So there’s this insecticide called clothianidin that seems likely to be implicated in colony collapse disorder. By the EPA’s own reckoning [PDF], clothianidin “has the potential for toxic chronic exposure to honeybees, as well as other nontarget pollinators, through the translocation of clothianidin residues in nectar and pollen.” Over in Germany, the introduction of clothianidin coincided with a sudden bee die-off, so German authorities recently banned it. They reckoned that giving clothianidin a rest would provide researchers time to look deeper into it without further endangering bees. (France did the same thing with a related pesticide.)
Our own EPA must be preparing to do something similar, right? Well, no. That’s not how our EPA works. Rather than banning clothianidin, EPA bureaucrats have busied themselves hiding information about clothianidin.
This, even though, according to NRDC, there’s a “a growing consensus among bee specialists that pesticides, including clothianidin and its chemical cousins, may contribute” to colony collapse disorder.
Frustrated by this intransigence in light of ongoing colony collapse, the NRDC has resorted to suing the EPA to force the agency to release the info.
According to NRDC, the EPA registered clothianidin for widespread use back in 2003, under the condition that its maker, German agrichemical giant Bayer CropScience, “submit studies about its product’s impact on bees.”
But the EPA now refuses to say even whether Bayer has submitted such studies — much less what said studies might indicate. NRDC first tried to pry that info out of the agency using an open-records request. The agency brazenly refused to respond, and now NRDC has filed suit.
Here’s my favorite part. A reporter for the San Francisco Chronicle called up the EPA to ask about the clothianidin-related documents. Here was the response:
An EPA spokesman, Dale Kemery, said the agency couldn’t comment on the documents required under the conditional registration because the matter is the subject of litigation.
Right. But if the EPA had responded to NRDC’s original polite requests, the matter wouldn’t be “the subject of litigation.” What will those wacky kids think of next?
Meanwhile, another one of my favorite agencies, the USDA, hasn’t exactly distinguished itself as a defender of the besieged honeybee. Here is NRDC:

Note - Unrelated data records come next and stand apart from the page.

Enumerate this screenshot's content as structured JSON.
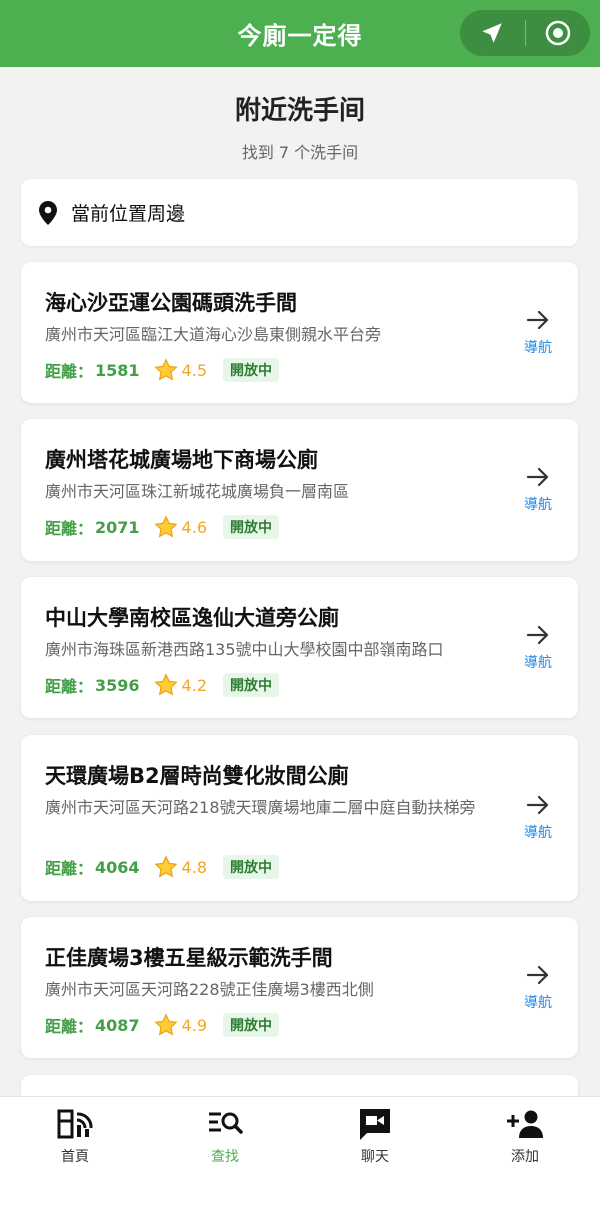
{
  "app": {
    "title": "今廁一定得"
  },
  "header": {
    "title": "附近洗手间",
    "subtitle": "找到 7 个洗手间"
  },
  "location": {
    "label": "當前位置周邊"
  },
  "colors": {
    "brand": "#4caf50",
    "distance": "#43a047",
    "rating": "#f5a623",
    "nav": "#1e88e5"
  },
  "results": [
    {
      "name": "海心沙亞運公園碼頭洗手間",
      "address": "廣州市天河區臨江大道海心沙島東側親水平台旁",
      "distance_label": "距離：",
      "distance": "1581",
      "rating": "4.5",
      "status": "開放中",
      "nav_label": "導航"
    },
    {
      "name": "廣州塔花城廣場地下商場公廁",
      "address": "廣州市天河區珠江新城花城廣場負一層南區",
      "distance_label": "距離：",
      "distance": "2071",
      "rating": "4.6",
      "status": "開放中",
      "nav_label": "導航"
    },
    {
      "name": "中山大學南校區逸仙大道旁公廁",
      "address": "廣州市海珠區新港西路135號中山大學校園中部嶺南路口",
      "distance_label": "距離：",
      "distance": "3596",
      "rating": "4.2",
      "status": "開放中",
      "nav_label": "導航"
    },
    {
      "name": "天環廣場B2層時尚雙化妝間公廁",
      "address": "廣州市天河區天河路218號天環廣場地庫二層中庭自動扶梯旁",
      "distance_label": "距離：",
      "distance": "4064",
      "rating": "4.8",
      "status": "開放中",
      "nav_label": "導航"
    },
    {
      "name": "正佳廣場3樓五星級示範洗手間",
      "address": "廣州市天河區天河路228號正佳廣場3樓西北側",
      "distance_label": "距離：",
      "distance": "4087",
      "rating": "4.9",
      "status": "開放中",
      "nav_label": "導航"
    }
  ],
  "tabs": [
    {
      "label": "首頁",
      "icon": "home-icon"
    },
    {
      "label": "查找",
      "icon": "search-list-icon",
      "active": true
    },
    {
      "label": "聊天",
      "icon": "chat-video-icon"
    },
    {
      "label": "添加",
      "icon": "add-person-icon"
    }
  ]
}
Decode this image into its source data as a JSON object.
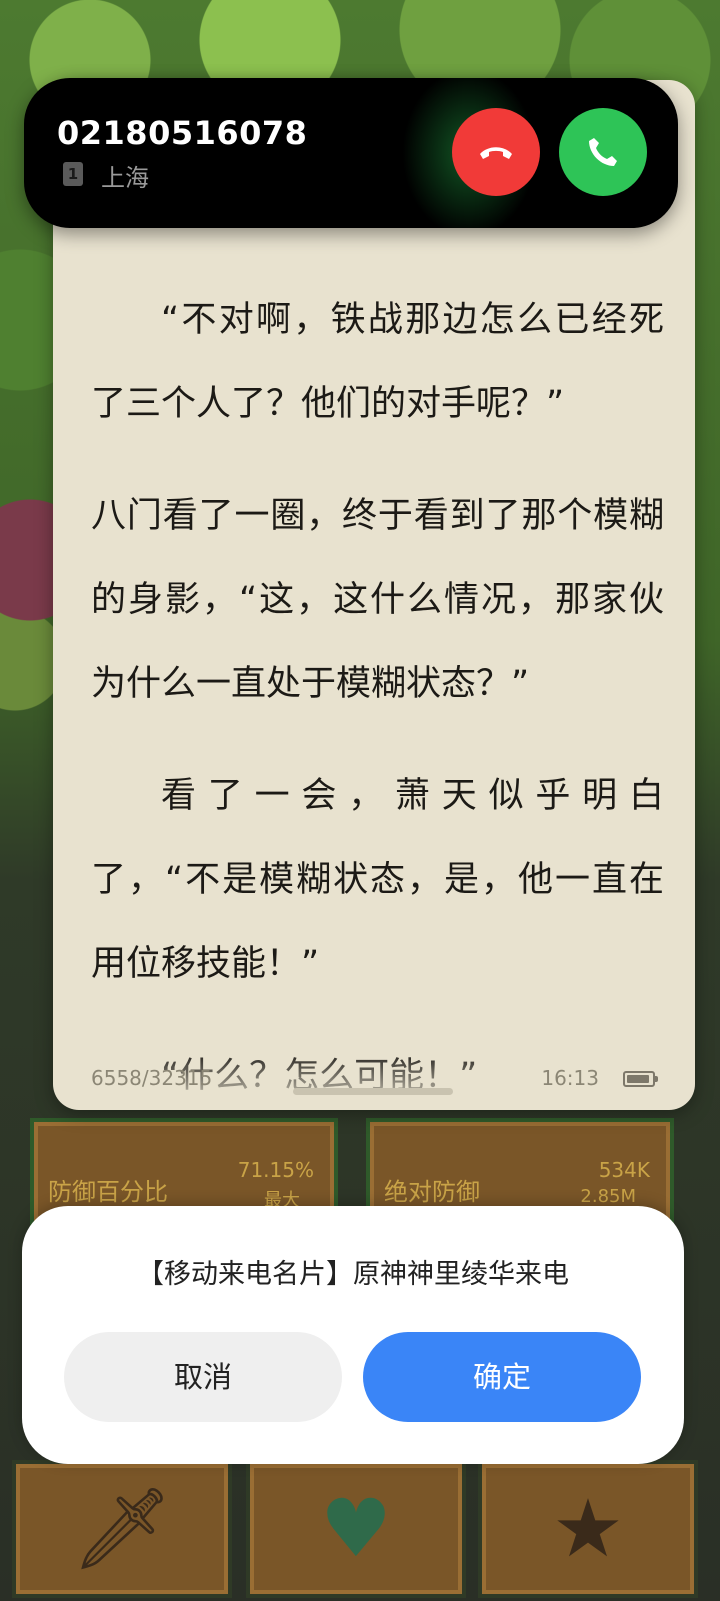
{
  "call": {
    "number": "02180516078",
    "sim_slot": "1",
    "location": "上海",
    "decline_icon": "phone-hangup-icon",
    "accept_icon": "phone-icon"
  },
  "reader": {
    "paragraphs": [
      "“不对啊，铁战那边怎么已经死了三个人了？他们的对手呢？”",
      "八门看了一圈，终于看到了那个模糊的身影，“这，这什么情况，那家伙为什么一直处于模糊状态？”",
      "看了一会，萧天似乎明白了，“不是模糊状态，是，他一直在用位移技能！”",
      "“什么？怎么可能！”"
    ],
    "progress": "6558/32315",
    "time": "16:13"
  },
  "game": {
    "defense_percent_label": "防御百分比",
    "defense_percent_value": "71.15%",
    "defense_percent_sub": "最大",
    "absolute_defense_label": "绝对防御",
    "absolute_defense_value": "534K",
    "absolute_defense_sub": "2.85M",
    "bottom_icons": [
      "sword-icon",
      "heart-icon",
      "star-icon"
    ]
  },
  "dialog": {
    "message": "【移动来电名片】原神神里绫华来电",
    "cancel_label": "取消",
    "confirm_label": "确定"
  },
  "colors": {
    "reader_bg": "#e8e2cf",
    "decline": "#f13a38",
    "accept": "#2ec457",
    "confirm": "#3a85f7"
  }
}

In recent Congressional hearings, USDA was unable to account for the $20 million that Congress has allocated to the department for fighting [colony collapse disorder] in the last two years.